Amanda had always been good at art and loved to draw and paint. Her teachers had hinted that she would make a very good teacher herself one day and that is what she had set her heart on. And so off she went to Art College. It was easy at first, everything was new and exciting. She was invited to lots of parties and loved to be one of the crowd. The drugs were there of course and although her parents had warned her about the dangers she couldn’t see the harm in just trying some now and then. After all, drugs were cheaper than alcohol and some people said they were not nearly so harmful. She found that some of the socially acceptable drugs such as ecstasy and cocaine helped her to enjoy the parties and get on with her art course at the same time. However, it was when she started to go out during the week as well as the weekend that things got out of hand.
To fund her way through college she had a part time job, working in a supermarket in the evenings. But Amanda was no longer the happy young girl that had once left home and gone to art college. She became very moody and lost her job due to being rude to a customer. That put pressure on her finances, and to lift her mood she took more drugs. One thing led to another and she was soon shoplifting to keep her habit. It wasn’t long before she lost interest in her studies and was asked to leave college.
Her parents couldn’t live with her behaviour and insisted she either give up the drugs or leave.

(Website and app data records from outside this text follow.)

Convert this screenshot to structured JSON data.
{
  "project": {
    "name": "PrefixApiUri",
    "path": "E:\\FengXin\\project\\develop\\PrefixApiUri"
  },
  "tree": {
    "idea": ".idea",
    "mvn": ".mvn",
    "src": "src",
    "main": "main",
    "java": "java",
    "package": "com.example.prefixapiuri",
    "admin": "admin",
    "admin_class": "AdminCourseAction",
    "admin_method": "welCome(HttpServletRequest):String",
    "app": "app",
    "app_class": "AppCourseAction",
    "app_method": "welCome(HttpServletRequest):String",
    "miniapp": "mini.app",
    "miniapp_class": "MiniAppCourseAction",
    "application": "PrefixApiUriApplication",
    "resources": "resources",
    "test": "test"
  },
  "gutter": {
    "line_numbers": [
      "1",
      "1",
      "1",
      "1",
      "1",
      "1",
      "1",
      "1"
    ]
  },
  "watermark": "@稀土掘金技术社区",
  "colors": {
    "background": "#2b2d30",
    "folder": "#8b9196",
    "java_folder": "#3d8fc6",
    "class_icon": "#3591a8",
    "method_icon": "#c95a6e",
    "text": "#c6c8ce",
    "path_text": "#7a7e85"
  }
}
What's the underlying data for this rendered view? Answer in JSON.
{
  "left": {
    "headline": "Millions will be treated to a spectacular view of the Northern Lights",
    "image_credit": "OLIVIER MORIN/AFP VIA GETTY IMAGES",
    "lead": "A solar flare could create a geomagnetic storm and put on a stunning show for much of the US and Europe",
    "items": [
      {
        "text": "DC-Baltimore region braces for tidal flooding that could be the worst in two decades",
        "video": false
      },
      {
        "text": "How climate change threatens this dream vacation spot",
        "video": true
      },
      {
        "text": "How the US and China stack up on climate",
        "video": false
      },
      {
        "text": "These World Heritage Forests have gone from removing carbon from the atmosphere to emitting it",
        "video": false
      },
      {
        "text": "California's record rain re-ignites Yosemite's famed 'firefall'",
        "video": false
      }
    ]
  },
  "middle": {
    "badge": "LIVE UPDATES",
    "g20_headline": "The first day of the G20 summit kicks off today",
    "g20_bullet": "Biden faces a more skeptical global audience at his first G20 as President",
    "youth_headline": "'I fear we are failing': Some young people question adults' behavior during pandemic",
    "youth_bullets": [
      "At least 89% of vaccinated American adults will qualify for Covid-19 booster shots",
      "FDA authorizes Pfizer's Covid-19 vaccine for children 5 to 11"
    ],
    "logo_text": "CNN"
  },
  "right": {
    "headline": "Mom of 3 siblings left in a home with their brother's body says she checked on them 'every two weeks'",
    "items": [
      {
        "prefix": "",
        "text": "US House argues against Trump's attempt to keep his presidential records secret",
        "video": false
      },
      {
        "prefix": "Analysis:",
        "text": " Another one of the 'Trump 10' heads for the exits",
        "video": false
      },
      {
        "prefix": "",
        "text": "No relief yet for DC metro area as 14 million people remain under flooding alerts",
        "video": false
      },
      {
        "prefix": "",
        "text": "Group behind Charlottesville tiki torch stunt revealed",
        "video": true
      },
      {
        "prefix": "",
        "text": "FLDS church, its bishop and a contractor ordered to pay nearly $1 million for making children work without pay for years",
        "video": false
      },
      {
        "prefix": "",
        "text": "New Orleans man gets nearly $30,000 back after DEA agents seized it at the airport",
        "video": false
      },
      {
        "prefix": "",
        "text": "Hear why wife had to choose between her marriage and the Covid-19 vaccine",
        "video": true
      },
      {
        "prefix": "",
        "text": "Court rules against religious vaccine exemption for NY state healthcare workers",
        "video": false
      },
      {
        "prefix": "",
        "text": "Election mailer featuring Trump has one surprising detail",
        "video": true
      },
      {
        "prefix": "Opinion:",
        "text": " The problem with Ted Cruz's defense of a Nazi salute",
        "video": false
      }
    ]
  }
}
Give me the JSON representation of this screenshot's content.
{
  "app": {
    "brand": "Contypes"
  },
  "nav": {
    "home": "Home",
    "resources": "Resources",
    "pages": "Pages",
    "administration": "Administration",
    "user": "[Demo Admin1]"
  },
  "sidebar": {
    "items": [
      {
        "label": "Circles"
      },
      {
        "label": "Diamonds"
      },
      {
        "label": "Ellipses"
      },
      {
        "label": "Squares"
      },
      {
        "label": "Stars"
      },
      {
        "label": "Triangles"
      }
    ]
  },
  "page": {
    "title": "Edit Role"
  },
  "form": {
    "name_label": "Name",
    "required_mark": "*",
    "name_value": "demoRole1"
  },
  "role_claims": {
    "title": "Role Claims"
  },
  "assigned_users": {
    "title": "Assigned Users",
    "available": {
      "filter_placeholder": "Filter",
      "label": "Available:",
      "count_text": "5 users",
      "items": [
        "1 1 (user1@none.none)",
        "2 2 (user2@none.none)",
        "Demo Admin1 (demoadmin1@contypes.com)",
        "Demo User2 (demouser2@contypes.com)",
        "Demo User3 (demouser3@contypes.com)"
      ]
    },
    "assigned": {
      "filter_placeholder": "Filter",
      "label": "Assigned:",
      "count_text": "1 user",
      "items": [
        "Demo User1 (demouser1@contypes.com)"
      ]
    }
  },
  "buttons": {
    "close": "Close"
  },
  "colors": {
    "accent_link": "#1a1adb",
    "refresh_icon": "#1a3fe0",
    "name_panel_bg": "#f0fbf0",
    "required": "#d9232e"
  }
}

Well she needed cocaine to get through every day and so had to leave home. She was now homeless and spent most of her time on the streets begging. She met a man who was also an addict and they found a council flat in an area where there were a lot of other addicts. By then she wanted to give up taking drugs and sought help. She had a course of treatment but there was no follow up so she soon relapsed and was back on the drugs again.
Things went from bad to worse. She started smoking heroin then injecting it. Her partner was violent and after having had her nose broken several times she was determined to find a way out. Eventually she managed to get a place in Rainbow House - a rehabilitation centre run by the Church of Scotland. She stayed there for six months. She had help with her self-esteem through counselling and group therapy. She particularly enjoyed the art therapy classes and when she left Rainbow House she reapplied to art college, was accepted and graduated with a BA.
The love and acceptance she found at Rainbow House made all the difference to Amanda. She still goes to the art therapy course every week, but now she’s running it, helping other addicts to find the love, acceptance, healing and hope that she found.
Jesus reached out to Amos, bringing him love, acceptance, healing and hope.
Through ordinary Christians Jesus has reached out and to give love, acceptance, healing and hope to Reka and to Amanda
Who do we know that needs the love of Jesus? How can we reach out to bring them acceptance, healing and hope today?